_EXERCISE REQUIREMENTS_
For each line in the data below that has the word "author", copy that line.
═══ EXERCISE MATERIAL
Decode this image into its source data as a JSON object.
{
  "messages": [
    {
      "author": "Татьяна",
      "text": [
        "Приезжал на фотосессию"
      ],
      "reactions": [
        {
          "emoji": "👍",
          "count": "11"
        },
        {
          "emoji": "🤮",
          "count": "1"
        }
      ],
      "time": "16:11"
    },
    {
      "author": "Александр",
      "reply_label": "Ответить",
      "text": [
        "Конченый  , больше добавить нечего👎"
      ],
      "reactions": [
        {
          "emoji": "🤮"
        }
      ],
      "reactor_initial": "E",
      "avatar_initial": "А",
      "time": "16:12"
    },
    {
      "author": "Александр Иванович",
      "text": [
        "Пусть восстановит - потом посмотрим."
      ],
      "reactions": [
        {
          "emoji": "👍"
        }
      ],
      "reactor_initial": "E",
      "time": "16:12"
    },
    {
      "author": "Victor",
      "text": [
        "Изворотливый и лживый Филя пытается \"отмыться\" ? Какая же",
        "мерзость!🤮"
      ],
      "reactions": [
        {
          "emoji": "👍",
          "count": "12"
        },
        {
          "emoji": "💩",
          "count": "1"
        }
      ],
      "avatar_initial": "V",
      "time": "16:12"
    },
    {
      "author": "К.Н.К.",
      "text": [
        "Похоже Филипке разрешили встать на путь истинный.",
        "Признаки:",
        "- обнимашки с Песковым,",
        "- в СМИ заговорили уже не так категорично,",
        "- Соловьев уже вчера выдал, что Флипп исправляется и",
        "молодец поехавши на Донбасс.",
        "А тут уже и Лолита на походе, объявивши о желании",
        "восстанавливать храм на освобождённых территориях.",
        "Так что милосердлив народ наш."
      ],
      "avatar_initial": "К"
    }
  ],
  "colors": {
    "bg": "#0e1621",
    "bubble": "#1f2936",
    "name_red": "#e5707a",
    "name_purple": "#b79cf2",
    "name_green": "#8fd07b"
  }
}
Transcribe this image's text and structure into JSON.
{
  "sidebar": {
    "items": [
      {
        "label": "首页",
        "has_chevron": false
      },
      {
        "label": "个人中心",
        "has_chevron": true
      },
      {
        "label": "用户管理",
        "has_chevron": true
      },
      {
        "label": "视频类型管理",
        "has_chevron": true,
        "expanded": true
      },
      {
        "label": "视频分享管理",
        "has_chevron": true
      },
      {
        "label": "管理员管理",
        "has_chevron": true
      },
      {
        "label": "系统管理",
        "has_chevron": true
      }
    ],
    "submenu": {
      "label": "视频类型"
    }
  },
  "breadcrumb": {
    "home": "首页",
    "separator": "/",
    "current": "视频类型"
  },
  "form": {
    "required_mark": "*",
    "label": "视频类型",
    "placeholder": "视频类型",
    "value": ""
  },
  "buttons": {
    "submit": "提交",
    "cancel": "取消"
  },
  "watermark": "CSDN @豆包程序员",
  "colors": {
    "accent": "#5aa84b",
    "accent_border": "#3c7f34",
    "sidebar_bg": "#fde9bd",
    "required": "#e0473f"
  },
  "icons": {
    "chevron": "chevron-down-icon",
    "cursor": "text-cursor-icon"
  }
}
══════
_SOLVED PROBLEM_
      "author": "Татьяна",
      "author": "Александр",
      "author": "Александр Иванович",
      "author": "Victor",
      "author": "К.Н.К.",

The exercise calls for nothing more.